-- Opening Marker --

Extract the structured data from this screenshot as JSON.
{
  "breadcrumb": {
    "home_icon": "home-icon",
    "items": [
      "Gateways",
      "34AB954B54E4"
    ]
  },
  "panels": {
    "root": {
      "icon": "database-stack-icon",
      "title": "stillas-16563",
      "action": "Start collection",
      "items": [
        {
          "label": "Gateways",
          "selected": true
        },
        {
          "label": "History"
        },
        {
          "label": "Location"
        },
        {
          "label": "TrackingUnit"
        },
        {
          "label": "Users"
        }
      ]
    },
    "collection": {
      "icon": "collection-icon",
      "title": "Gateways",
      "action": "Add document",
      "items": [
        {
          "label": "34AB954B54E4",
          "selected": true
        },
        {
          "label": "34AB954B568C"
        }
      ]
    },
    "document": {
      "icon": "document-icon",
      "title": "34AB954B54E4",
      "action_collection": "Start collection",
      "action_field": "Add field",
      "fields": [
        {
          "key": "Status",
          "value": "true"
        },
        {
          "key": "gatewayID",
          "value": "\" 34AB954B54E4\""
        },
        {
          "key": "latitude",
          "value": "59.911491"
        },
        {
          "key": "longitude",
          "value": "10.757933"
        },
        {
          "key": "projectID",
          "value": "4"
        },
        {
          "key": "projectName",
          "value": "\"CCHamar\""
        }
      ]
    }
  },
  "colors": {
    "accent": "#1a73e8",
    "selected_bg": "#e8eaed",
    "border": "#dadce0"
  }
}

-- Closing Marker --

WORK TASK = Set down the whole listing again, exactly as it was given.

RESPONSE =
Extract the structured data from this screenshot as JSON.
{
  "breadcrumb": {
    "home_icon": "home-icon",
    "items": [
      "Gateways",
      "34AB954B54E4"
    ]
  },
  "panels": {
    "root": {
      "icon": "database-stack-icon",
      "title": "stillas-16563",
      "action": "Start collection",
      "items": [
        {
          "label": "Gateways",
          "selected": true
        },
        {
          "label": "History"
        },
        {
          "label": "Location"
        },
        {
          "label": "TrackingUnit"
        },
        {
          "label": "Users"
        }
      ]
    },
    "collection": {
      "icon": "collection-icon",
      "title": "Gateways",
      "action": "Add document",
      "items": [
        {
          "label": "34AB954B54E4",
          "selected": true
        },
        {
          "label": "34AB954B568C"
        }
      ]
    },
    "document": {
      "icon": "document-icon",
      "title": "34AB954B54E4",
      "action_collection": "Start collection",
      "action_field": "Add field",
      "fields": [
        {
          "key": "Status",
          "value": "true"
        },
        {
          "key": "gatewayID",
          "value": "\" 34AB954B54E4\""
        },
        {
          "key": "latitude",
          "value": "59.911491"
        },
        {
          "key": "longitude",
          "value": "10.757933"
        },
        {
          "key": "projectID",
          "value": "4"
        },
        {
          "key": "projectName",
          "value": "\"CCHamar\""
        }
      ]
    }
  },
  "colors": {
    "accent": "#1a73e8",
    "selected_bg": "#e8eaed",
    "border": "#dadce0"
  }
}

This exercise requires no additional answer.